Cooking for me is about a connectivity with the soul, usually mine. I often times will see a dish and cook it a hundred times in my head, work out all the ingredients, oven temperature and process – all before I’ve ever bought a single ingredient.
I don’t really have any interest in cooking what I don’t want to cook. Life to me is too short to spend my time challenging myself with unknown quantities and cuisines, trying to impress a stranger with a flavor from a food I know nothing about. I only want to cook what I know intimately. The things I trust and understand and can prepare with my mental eyes closed. Cooking is about a harmony for me; a harmony which can be disrupted when I toil with dishes unfamiliar to me. Experimentation is for my kitchen, not your dinner table.
Taking a catering job just to take the job is a mistake. If the guest is requesting a cuisine that you don’t rehearse – then it is time to bow out and and refuse the work – or it will be much like watching someone read Shakespeare aloud for the first time. Confusing and without flow – or familiarity. These are events that sit like hot coal in my belly when I dream about them taking place in a guests home while cooking for them. They are the epitome of my nightmare scenario in the kitchen.

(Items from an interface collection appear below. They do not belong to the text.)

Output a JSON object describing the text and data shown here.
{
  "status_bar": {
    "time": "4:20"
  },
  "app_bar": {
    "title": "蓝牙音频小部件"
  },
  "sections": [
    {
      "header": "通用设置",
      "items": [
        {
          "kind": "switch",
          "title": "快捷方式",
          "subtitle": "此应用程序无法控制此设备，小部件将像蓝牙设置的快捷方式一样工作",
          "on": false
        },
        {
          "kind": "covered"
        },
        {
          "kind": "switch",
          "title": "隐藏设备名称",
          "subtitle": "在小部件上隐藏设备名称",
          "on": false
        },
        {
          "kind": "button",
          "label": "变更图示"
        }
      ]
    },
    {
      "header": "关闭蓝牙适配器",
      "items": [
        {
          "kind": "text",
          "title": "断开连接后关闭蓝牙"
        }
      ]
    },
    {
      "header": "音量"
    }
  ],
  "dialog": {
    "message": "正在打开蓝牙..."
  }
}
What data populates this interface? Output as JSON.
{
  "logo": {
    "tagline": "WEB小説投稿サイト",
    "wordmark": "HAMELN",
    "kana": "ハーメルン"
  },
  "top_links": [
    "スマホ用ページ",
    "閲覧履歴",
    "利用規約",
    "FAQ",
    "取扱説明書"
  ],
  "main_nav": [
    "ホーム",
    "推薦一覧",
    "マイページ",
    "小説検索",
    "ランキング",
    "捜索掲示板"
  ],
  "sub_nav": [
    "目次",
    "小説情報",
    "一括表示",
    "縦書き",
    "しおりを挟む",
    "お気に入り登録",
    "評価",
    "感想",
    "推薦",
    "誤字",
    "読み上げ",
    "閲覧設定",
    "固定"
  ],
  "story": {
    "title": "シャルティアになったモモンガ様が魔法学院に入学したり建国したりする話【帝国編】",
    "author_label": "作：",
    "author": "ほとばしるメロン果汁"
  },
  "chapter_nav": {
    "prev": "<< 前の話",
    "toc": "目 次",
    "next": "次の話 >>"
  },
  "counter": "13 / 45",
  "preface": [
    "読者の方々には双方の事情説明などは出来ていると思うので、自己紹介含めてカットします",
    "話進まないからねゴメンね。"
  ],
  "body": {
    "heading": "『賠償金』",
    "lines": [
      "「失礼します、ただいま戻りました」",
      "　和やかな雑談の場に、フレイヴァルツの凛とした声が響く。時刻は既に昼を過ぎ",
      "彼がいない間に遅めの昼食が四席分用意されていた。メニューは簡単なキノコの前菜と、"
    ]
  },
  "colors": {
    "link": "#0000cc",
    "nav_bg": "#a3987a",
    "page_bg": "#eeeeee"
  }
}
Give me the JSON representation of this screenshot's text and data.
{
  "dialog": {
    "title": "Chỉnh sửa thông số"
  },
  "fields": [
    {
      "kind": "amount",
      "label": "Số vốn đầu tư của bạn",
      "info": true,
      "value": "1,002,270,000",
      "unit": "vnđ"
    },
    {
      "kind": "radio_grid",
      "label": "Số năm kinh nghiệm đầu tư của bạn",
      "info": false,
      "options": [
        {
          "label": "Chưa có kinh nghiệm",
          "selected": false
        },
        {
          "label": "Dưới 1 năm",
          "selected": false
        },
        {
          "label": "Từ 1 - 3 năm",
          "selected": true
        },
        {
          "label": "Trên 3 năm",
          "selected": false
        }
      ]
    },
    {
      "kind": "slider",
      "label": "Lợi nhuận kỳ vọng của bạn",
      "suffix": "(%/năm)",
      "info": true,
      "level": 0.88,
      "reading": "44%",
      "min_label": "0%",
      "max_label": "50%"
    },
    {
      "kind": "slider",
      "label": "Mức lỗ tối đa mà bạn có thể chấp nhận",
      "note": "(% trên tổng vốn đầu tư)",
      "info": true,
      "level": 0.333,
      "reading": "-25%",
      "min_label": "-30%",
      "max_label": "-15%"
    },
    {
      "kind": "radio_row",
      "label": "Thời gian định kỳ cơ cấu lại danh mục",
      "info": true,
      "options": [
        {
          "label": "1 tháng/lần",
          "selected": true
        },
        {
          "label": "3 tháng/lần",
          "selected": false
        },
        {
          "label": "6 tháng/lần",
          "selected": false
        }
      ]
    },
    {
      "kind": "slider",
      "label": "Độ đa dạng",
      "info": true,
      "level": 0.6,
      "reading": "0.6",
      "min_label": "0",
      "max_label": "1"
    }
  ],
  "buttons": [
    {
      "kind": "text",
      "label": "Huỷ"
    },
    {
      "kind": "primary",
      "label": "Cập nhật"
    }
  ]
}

It is with this understanding that I must announce my intention to bow out of preparing vegetarian meals and dinners from here on out.
They do not feed my soul. I don’t understand them. That being said, I cook a lot of meatless dishes at home for my wife and myself. I also eat in a few vegetarian restaurants, mostly Indian. But that doesn’t mean I understand the cuisine or that I’ve earned the right to call myself an expert in vegetarian preparation. I eat vegetarian food for the experience, for adventure, for something different. I would never try to duplicate the process in someones kitchen. It’s simply not what I love to cook and I have a hard time understanding the palettes of anyone who eats it exclusively. Asking me to cook vegetarian is like asking a life-long vegan to explain to me what roast venison wrapped in bacon tastes like. It’s exactly that foreign to me.
My experimentations in the kitchen with meatless food preapration are exactly that – experiments. They certainly aren’t something I would bring into the public lexicon and attempt to put on people’s tables.
I cook meat, fish, poultry, game, mollusks, shellfish, pasta, reduction sauces, bread and lentils – and occasionally some vegetables to go along with them. Though I do make a pretty killer eggplant and potato gratin…
Asking me to hinge the success of one of my dinners on the happiness of a couple of vegetarians at the table is like asking me to command the final shuttle launch. Everyone in the room would just be sitting there – wondering who I was and what the hell I was thinking when I tried to pull it off. Sorry veggies.. I’m just not the right guy for you…